By Gayla Grace
Piano lessons were not an option for me as a child. My father was a trained musician who insisted his four daughters start piano lessons at an early age. I didn't always enjoy the piano and often grumbled about the mandated practice sessions (30 minutes before school and 30 minutes after). My piano teacher was strict and had high expectations of his students. But I am thankful today it was a requirement my parents didn't budge on.
Music lessons compete with a multitude of other activities for our children's time and our money. So, how do we determine if music lessons are right for our child? Does it really make a difference in the long run if we expose our children to music education?

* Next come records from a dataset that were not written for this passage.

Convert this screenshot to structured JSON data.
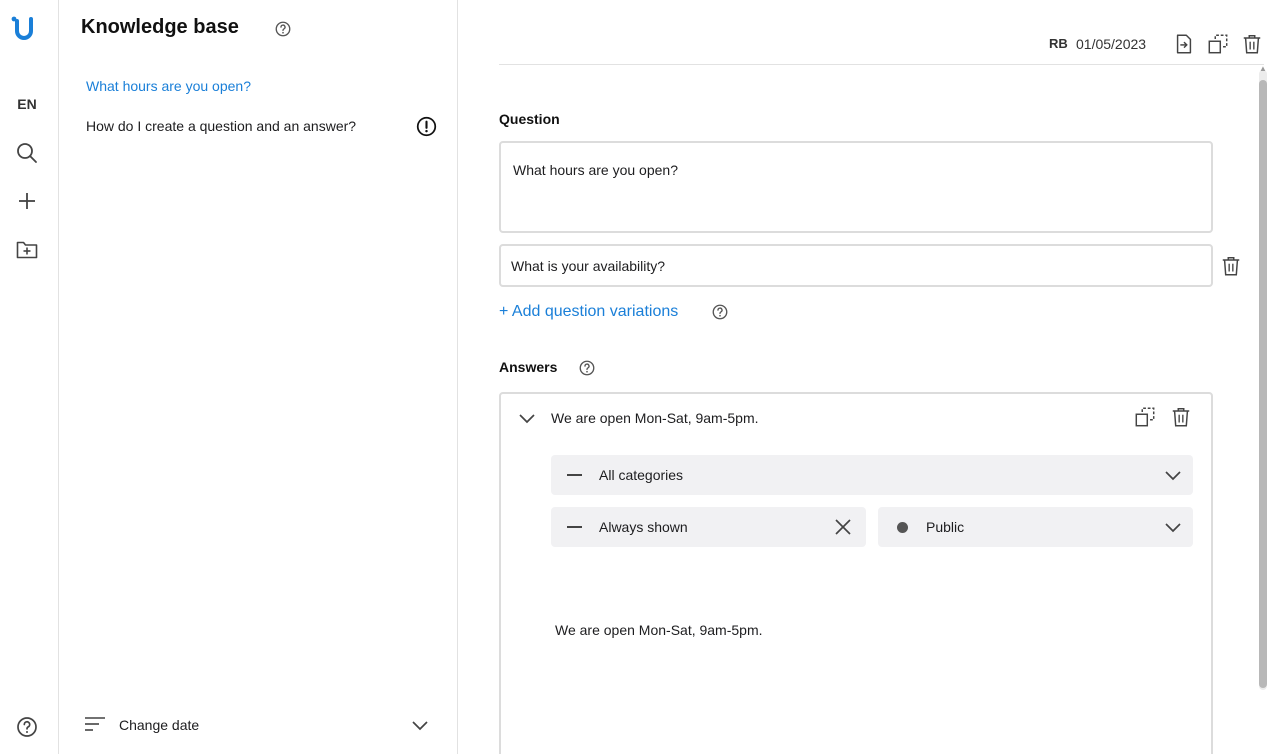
{
  "rail": {
    "language": "EN"
  },
  "kb": {
    "title": "Knowledge base",
    "items": [
      {
        "label": "What hours are you open?"
      },
      {
        "label": "How do I create a question and an answer?"
      }
    ],
    "footer_label": "Change date"
  },
  "topbar": {
    "initials": "RB",
    "date": "01/05/2023"
  },
  "question": {
    "label": "Question",
    "value": "What hours are you open?",
    "variations": [
      "What is your availability?"
    ],
    "add_variation_label": "+ Add question variations"
  },
  "answers": {
    "label": "Answers",
    "items": [
      {
        "title": "We are open Mon-Sat, 9am-5pm.",
        "category": "All categories",
        "visibility_rule": "Always shown",
        "audience": "Public",
        "body": "We are open Mon-Sat, 9am-5pm."
      }
    ]
  },
  "colors": {
    "accent": "#1a7fd8",
    "border": "#dcdcdc",
    "pill_bg": "#f1f1f3"
  },
  "icons": {
    "logo": "u-logo-icon",
    "search": "search-icon",
    "add": "plus-icon",
    "folder_add": "folder-plus-icon",
    "help": "help-circle-icon",
    "warning": "alert-circle-icon",
    "sort": "sort-lines-icon",
    "export": "file-export-icon",
    "duplicate": "duplicate-icon",
    "delete": "trash-icon",
    "chevron": "chevron-down-icon",
    "clear": "close-icon"
  }
}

There are a lot of studies out and the evidence is overwhelming; the benefits of music lessons far outweigh the cost and inconvenience it poses to the parent to provide them.

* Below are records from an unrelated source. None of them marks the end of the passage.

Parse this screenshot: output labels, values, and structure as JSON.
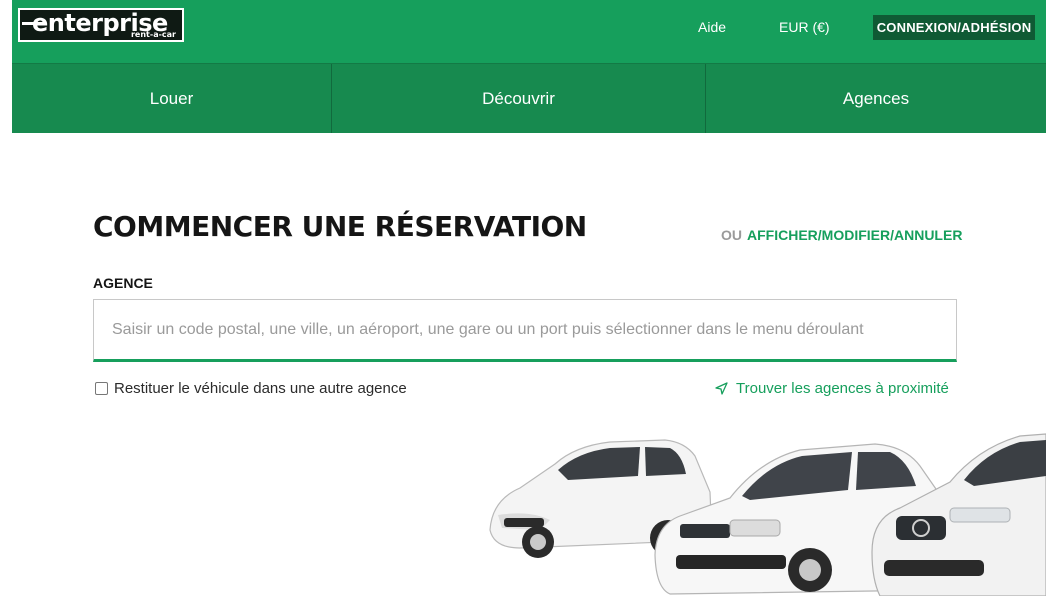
{
  "header": {
    "logo": {
      "main": "enterprise",
      "sub": "rent-a-car"
    },
    "help_label": "Aide",
    "currency_label": "EUR (€)",
    "login_label": "CONNEXION/ADHÉSION"
  },
  "nav": {
    "items": [
      {
        "label": "Louer"
      },
      {
        "label": "Découvrir"
      },
      {
        "label": "Agences"
      }
    ]
  },
  "reservation": {
    "title": "COMMENCER UNE RÉSERVATION",
    "or_label": "OU",
    "manage_link": "AFFICHER/MODIFIER/ANNULER",
    "location_label": "AGENCE",
    "location_placeholder": "Saisir un code postal, une ville, un aéroport, une gare ou un port puis sélectionner dans le menu déroulant",
    "return_elsewhere_label": "Restituer le véhicule dans une autre agence",
    "nearby_link": "Trouver les agences à proximité"
  },
  "colors": {
    "brand_green": "#169f5c",
    "nav_green": "#178a4f",
    "button_dark": "#0f5a34"
  },
  "icons": {
    "nearby": "location-arrow-icon",
    "cars": "cars-illustration"
  }
}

Research cites the advantages of music lessons from preschoolers to adults. A study with six-year-old children, led by Dr. Glenn Schellenberg titled, "Music Lessons Enhance IQ," shows an increase in IQ scores for children taking piano or voice lessons for one year over the children without music lessons. Published in Psychological Science in August 2004, this research provides evidence that the study of music promotes intellectual development. Another study led by Dr. James Catterall at UCLA, tracking more than 25,000 students over a ten-year period, indicates that students who study music achieve higher test scores on standardized tests and other proficiency exams, regardless of socioeconomic background. A Columbia University study reveals that students in the arts are found to be more cooperative with teachers and peers, more self-confident, and better able to express their ideas. And a study with adults by Dr. Frederick Tims published in AMC Music News in 1999, cites significant decreases in anxiety, depression, and loneliness following keyboard lessons. The study reports that, "during moments of musical euphoria, blood travels through the brain to areas where other stimuli can produce feelings of contentment and joy-and travels away from brain cell areas associated with depression and fear."

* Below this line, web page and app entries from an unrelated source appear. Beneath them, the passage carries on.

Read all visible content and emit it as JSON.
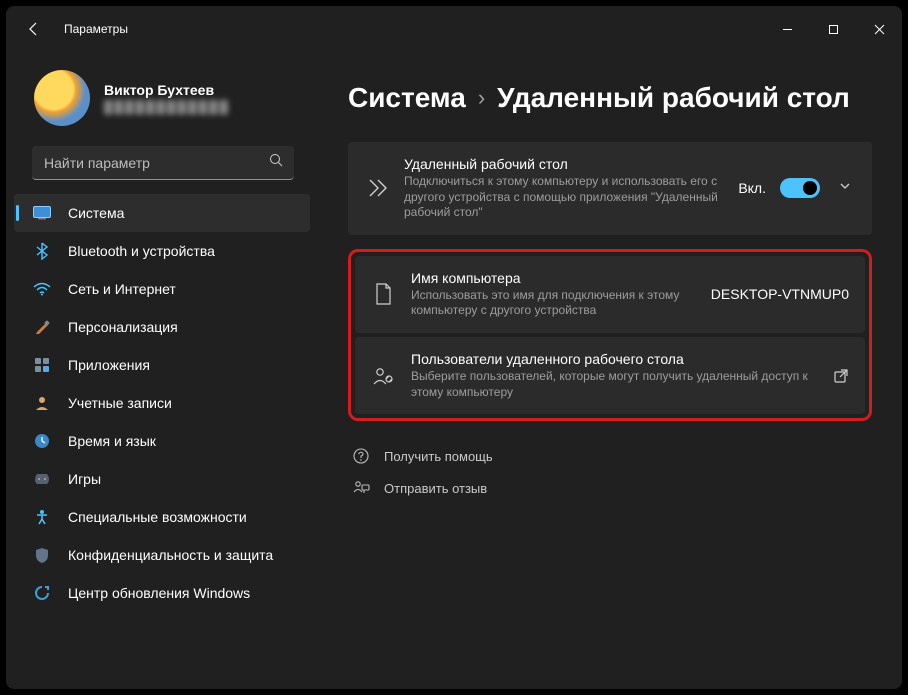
{
  "window_title": "Параметры",
  "profile": {
    "name": "Виктор Бухтеев",
    "email_masked": "████████████"
  },
  "search": {
    "placeholder": "Найти параметр"
  },
  "nav": [
    {
      "label": "Система"
    },
    {
      "label": "Bluetooth и устройства"
    },
    {
      "label": "Сеть и Интернет"
    },
    {
      "label": "Персонализация"
    },
    {
      "label": "Приложения"
    },
    {
      "label": "Учетные записи"
    },
    {
      "label": "Время и язык"
    },
    {
      "label": "Игры"
    },
    {
      "label": "Специальные возможности"
    },
    {
      "label": "Конфиденциальность и защита"
    },
    {
      "label": "Центр обновления Windows"
    }
  ],
  "breadcrumb": {
    "parent": "Система",
    "current": "Удаленный рабочий стол"
  },
  "rdp_card": {
    "title": "Удаленный рабочий стол",
    "desc": "Подключиться к этому компьютеру и использовать его с другого устройства с помощью приложения \"Удаленный рабочий стол\"",
    "toggle_label": "Вкл."
  },
  "pc_card": {
    "title": "Имя компьютера",
    "desc": "Использовать это имя для подключения к этому компьютеру с другого устройства",
    "value": "DESKTOP-VTNMUP0"
  },
  "users_card": {
    "title": "Пользователи удаленного рабочего стола",
    "desc": "Выберите пользователей, которые могут получить удаленный доступ к этому компьютеру"
  },
  "footer": {
    "help": "Получить помощь",
    "feedback": "Отправить отзыв"
  }
}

Other studies have identified improvements in hand-eye coordination, concentration, memory development, listening skills, and the overall process of learning through music lessons. Students also gain enhanced self-esteem and confidence as they perform in front of a teacher on a weekly basis and participate regularly in recitals or other performances.
Studying music encourages self-discipline and perseverance, along with time-management and organizational skills. Weekly lessons require students to prioritize their schedules to allow for regular practice time. When taking lessons as a child, I tried to be prepared with each assigned piece to avoid an uncomfortable lesson or reprimand by my teacher. I was heavily involved in church activities and sports at school, but I learned to manage my time to allow adequate practice time on the piano.
Music lessons can begin as early as four years old, but an older child (seven or eight years of age) has a greater attention span and focus for a musical instrument. It is important that a child have the desire to play an instrument, and not be forced by Mom or Dad to take lessons. Experimenting with different instruments will help a child determine what instrument he is best suited for. If a child begins lessons, he should commit to several months of study to gain a "feel" for the instrument.
Finding a teacher that your child can relate to is also important. Learning to play an instrument should be fun and interactive, although it requires a fair amount of work. Referrals from other parents and students can help in the selection process. Interviewing a potential teacher can help identify teaching styles and personality traits before beginning lessons. It is also important to know the fee schedule and policies regarding make-up lessons.
It is never too late to learn to play a musical instrument. As a piano instructor, I find adult students are often the most committed and disciplined in the learning process. Adults are willing to prioritize their lessons and practice time over other commitments. Adult students have better focus and longer attention spans, allowing for faster learning and greater satisfaction with the process. Music lessons offer a new challenge for adults and can have therapeutic effects.
Learning to play a musical instrument is like earning an education - once you obtain it, it cannot be taken away from you and yet, can provide enjoyment and satisfaction for the rest of your life. So, what are you waiting for? Seize the opportunity and schedule some music lessons today for you or your child!